Technion and the Israel Space Agency announced that in late 2018, a group of three nanosatellites, which will fly in controlled formation, will be launched for the first time into space. The satellite formation will be launched by the Dutch company Innovative Solutions In Space, which specializes in launching nanosatellites on the Indian PSLV (Polar Satellite Launch Vehicle).
The Adelis-SAMSON Project has been developed in recent years by a team of researchers headed by Prof. Pini Gurfil, Director of the Asher Space Research Institute and member of the Technion Faculty of Aerospace Engineering, and with the support of the Adelis Foundation and the Israel Space Agency. The goal of the project is to prove that a group of satellites can fly in a controlled formation for one year while orbiting at an altitude of about 600 kilometers.
“Israeli technology is breaking new ground and demonstrating its innovativeness over and over again,” said Science and Technology Minister Ofir Akunis. “We are proud to be part of this flagship project, which represents a significant contribution to the advancement of Israeli aerospace and the training of students in this field.”
The satellites will be used for receiving signals from Earth and calculating the location of the source of transmission for search and rescue operations, remote sensing, and environmental monitoring. The size of each of the satellites is 10X20X30 cm, about the size of a shoebox, and they weigh a total of around 8 kg. The satellites will be equipped with measuring devices, antennas, computer systems, control systems and navigation devices. The flight software and algorithms were developed in the Technion Distributed Space Systems Lab.
“Satellite miniaturization together with advanced Israeli technology will enable us to take Israel an important step forward in the field of nanosatellites,” explained Prof. Gurfil. “The degree of innovation here can be compared to switching from a PC to a laptop and then to a mobile phone, which offers far more capabilities than its predecessors.”
“The field of nanosatellites has developed significantly in recent years and the number of launches doubles annually,” said Mr. Avi Blasberger, Director General of the Israel Space Agency. “The development and launch costs of such satellites are significantly lower than those of conventional satellites. In the near future, we can expect networks of thousands of nanosatellites that will fly above the Earth and enable high-speed Internet communication at significantly lower cost than today.”

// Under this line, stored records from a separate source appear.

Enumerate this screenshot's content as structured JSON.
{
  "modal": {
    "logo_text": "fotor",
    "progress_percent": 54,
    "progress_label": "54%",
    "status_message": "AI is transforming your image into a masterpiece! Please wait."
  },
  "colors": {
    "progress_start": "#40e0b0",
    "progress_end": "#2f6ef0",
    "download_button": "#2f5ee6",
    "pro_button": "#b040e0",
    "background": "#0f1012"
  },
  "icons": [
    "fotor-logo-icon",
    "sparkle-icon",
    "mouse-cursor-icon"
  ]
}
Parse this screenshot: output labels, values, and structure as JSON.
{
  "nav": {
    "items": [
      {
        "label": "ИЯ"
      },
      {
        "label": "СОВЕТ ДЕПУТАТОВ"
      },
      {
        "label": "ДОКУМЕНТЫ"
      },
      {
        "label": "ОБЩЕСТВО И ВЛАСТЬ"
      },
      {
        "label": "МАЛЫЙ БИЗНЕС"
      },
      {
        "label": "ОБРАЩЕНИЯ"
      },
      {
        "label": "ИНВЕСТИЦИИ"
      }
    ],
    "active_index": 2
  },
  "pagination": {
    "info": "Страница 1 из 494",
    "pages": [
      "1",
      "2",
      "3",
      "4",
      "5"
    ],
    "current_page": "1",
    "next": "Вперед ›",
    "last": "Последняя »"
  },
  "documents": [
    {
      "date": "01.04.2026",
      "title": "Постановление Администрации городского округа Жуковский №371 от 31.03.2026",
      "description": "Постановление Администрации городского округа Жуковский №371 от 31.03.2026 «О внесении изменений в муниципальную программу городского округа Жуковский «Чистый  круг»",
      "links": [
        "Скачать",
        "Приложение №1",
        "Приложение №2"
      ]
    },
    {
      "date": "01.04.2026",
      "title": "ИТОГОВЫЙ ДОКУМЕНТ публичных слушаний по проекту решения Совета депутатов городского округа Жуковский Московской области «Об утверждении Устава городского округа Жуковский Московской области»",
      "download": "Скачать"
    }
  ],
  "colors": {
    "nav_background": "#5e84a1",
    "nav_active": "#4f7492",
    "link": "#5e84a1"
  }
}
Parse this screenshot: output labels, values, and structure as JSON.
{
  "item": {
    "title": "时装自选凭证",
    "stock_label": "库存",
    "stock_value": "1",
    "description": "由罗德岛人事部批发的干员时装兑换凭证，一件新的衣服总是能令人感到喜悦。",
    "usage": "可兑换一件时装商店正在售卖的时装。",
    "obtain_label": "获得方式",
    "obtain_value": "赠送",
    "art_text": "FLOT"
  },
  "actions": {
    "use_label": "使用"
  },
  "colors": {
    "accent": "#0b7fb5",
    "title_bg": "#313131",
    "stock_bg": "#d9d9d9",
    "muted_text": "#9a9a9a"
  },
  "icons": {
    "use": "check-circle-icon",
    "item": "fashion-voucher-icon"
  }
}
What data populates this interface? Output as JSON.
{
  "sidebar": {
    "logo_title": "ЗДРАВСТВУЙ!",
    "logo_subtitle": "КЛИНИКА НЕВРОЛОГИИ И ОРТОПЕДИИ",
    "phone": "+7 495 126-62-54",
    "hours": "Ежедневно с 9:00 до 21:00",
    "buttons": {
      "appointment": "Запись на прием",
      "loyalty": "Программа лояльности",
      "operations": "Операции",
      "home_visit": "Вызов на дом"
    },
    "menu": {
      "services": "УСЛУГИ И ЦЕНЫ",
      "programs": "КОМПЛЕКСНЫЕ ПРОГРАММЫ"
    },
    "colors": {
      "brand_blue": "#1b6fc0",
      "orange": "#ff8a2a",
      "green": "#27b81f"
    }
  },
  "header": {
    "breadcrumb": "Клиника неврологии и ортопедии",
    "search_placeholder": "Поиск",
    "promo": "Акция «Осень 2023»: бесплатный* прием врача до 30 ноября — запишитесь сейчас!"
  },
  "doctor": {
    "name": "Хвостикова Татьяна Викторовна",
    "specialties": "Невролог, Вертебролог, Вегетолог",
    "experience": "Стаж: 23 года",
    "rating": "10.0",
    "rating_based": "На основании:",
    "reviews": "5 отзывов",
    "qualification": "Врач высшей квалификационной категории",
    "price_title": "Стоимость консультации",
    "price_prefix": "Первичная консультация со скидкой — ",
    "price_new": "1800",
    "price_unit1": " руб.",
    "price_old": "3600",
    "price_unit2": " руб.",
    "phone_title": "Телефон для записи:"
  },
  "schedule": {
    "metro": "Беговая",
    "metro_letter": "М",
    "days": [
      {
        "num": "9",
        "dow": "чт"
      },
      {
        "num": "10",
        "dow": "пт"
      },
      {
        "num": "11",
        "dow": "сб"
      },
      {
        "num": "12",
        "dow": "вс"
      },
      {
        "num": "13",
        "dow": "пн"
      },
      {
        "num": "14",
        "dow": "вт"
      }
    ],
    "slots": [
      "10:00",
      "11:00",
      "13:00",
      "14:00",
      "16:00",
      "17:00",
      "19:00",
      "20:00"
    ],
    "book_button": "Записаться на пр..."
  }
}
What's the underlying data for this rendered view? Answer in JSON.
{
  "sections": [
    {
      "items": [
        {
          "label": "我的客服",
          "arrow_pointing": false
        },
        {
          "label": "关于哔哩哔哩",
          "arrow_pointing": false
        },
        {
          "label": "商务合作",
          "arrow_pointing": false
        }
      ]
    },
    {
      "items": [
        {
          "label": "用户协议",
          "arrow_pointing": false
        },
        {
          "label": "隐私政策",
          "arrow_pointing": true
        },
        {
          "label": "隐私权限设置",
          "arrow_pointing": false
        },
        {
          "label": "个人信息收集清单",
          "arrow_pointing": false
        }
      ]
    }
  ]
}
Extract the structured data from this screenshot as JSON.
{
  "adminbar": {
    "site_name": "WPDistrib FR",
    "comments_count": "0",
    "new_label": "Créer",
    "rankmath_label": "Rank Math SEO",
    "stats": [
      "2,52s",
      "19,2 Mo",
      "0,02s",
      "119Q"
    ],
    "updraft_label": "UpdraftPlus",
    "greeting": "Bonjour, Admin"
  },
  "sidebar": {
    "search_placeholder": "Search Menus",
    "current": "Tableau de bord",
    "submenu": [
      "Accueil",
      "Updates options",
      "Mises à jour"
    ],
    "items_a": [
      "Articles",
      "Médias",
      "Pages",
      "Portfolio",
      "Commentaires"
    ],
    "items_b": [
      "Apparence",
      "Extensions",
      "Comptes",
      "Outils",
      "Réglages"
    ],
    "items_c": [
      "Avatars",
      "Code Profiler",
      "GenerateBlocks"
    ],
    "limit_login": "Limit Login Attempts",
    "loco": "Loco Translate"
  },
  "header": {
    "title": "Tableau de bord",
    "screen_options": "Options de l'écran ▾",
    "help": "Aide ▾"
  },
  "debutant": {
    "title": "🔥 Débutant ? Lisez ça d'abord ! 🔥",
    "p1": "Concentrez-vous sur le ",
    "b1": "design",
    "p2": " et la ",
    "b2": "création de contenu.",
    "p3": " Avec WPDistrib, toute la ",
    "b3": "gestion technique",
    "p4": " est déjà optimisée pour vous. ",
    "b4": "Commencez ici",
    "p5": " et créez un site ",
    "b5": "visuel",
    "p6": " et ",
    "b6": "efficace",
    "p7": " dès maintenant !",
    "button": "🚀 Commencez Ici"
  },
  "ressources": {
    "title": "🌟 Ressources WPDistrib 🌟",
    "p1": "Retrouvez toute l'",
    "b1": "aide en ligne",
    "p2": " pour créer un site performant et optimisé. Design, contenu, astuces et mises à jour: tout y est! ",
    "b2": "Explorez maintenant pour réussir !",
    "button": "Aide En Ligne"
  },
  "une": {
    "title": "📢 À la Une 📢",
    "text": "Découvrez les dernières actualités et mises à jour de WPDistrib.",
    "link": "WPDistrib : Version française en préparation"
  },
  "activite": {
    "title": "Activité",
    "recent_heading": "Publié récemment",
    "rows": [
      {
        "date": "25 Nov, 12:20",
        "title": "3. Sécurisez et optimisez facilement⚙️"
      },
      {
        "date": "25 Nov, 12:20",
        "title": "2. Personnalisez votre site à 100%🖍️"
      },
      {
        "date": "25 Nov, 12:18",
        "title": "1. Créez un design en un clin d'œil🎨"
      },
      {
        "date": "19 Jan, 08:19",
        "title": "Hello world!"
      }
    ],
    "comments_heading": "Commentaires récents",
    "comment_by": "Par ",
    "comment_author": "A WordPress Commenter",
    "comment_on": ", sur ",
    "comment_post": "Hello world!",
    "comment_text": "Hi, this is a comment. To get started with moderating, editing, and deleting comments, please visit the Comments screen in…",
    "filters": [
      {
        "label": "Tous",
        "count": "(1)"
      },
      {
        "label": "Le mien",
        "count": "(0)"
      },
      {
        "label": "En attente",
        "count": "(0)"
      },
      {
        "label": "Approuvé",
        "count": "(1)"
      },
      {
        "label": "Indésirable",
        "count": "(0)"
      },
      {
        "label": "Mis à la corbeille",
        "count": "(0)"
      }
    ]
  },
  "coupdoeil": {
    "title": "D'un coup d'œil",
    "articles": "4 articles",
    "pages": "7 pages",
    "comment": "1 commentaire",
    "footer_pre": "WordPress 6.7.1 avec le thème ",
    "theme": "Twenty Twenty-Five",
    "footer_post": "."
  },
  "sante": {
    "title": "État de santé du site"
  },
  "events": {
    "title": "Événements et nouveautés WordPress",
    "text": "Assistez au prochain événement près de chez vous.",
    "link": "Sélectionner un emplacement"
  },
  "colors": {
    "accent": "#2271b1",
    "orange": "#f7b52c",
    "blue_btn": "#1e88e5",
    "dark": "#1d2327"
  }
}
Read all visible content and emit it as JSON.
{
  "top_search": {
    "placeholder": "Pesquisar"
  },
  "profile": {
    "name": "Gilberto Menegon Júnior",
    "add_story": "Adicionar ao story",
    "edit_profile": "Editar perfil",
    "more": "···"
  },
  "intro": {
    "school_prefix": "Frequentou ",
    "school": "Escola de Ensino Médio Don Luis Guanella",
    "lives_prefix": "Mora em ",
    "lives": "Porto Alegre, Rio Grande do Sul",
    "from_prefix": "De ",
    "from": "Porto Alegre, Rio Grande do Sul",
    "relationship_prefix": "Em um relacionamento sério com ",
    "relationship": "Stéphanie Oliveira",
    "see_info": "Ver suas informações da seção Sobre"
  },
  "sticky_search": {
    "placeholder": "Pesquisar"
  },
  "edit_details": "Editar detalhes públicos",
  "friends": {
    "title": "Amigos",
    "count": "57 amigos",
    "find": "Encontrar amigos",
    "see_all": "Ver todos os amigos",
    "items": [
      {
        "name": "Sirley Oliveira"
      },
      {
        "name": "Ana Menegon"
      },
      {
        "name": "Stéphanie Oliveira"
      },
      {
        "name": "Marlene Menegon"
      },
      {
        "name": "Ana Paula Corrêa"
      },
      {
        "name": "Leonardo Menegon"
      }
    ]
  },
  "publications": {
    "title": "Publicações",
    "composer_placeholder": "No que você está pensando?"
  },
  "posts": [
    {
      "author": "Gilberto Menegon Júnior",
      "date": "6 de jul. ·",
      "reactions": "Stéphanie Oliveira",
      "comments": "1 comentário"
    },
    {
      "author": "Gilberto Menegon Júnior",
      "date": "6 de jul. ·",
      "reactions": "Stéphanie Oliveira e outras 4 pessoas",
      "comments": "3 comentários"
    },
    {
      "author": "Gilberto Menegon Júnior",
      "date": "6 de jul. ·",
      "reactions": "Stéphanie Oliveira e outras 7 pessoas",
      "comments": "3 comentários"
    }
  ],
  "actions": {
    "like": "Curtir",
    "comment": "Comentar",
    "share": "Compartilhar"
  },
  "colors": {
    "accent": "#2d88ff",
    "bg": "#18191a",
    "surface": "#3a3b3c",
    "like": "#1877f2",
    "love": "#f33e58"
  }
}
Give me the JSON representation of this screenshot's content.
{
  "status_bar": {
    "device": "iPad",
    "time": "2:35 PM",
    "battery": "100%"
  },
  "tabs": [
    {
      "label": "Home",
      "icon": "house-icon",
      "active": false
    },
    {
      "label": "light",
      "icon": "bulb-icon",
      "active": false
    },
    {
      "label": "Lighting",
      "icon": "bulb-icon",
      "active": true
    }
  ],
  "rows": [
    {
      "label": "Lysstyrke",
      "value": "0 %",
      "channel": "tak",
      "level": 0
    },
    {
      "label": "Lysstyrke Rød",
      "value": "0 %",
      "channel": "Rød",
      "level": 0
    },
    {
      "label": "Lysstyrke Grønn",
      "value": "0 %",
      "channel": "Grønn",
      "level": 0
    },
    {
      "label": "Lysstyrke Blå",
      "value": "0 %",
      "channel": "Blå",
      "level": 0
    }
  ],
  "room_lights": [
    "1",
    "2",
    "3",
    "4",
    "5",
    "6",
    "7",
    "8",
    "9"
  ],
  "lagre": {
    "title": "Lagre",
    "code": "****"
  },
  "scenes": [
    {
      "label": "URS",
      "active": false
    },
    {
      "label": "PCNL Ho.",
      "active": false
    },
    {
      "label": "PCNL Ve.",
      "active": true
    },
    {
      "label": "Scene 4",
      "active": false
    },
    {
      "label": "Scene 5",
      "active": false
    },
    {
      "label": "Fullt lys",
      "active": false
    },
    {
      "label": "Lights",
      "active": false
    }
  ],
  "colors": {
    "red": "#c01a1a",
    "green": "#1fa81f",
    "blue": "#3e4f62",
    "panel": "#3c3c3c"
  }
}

“The nanosatellite program was made possible through the generosity of donors from Israel and abroad who understand the importance of space exploration for the security and prosperity of the State of Israel,” said Prof. Boaz Golany, Technion Vice President for External Relations and Resource Development. “Technion thanks its supporters, led by the Adelis Foundation, for their important role in the realization of this program, and is proud of its partnership with Israel’s aerospace industry. Without the active collaboration with industry, the impressive technological achievements made by the Adelis-SAMSON program would not have been possible.”
The satellite’s unique technology is all “blue and white”: Rafael’s krypton gas-based propulsion system will be the first system in the world to power a tiny satellite. The digital receiver was developed by Elta and the guidance control system was developed at Israel Aerospace Industries MABAT plant in cooperation with researchers from Technion.
In addition to the propulsion system, the satellites will accumulate energy through solar panels that will extend from the sides of each satellite and serve as wings that will control the flight formation without the use of fuel, by means of air resistance in the atmosphere. Each of the nanosatellites will be equipped with a digital signal receiver, one of the most complex receivers ever designed for a nanosatellite. The satellite information processing system and the algorithms that control the formation will be the first of their kind in the world and will support the autonomous operation of several satellites together. The communications and navigation system will include two GPS receivers to be used for autonomous navigation and a communications system to be used by the three nanosatellites in order to communicate with one another and with the ground station – a significant challenge that has been solved in the current project. A dedicated frequency will be used for sending data to Earth via broadband.
“If we manage to prove in space that flying in formation is possible,” said Prof. Gurfil, “it will be a major boost for the development of small satellites and technologies related to the miniaturization of electronic components, for efficient space processing and for space propulsion systems. The technologies developed in the nanosatellites will contribute to a variety of civilian applications and will promote Israel’s aerospace industry.”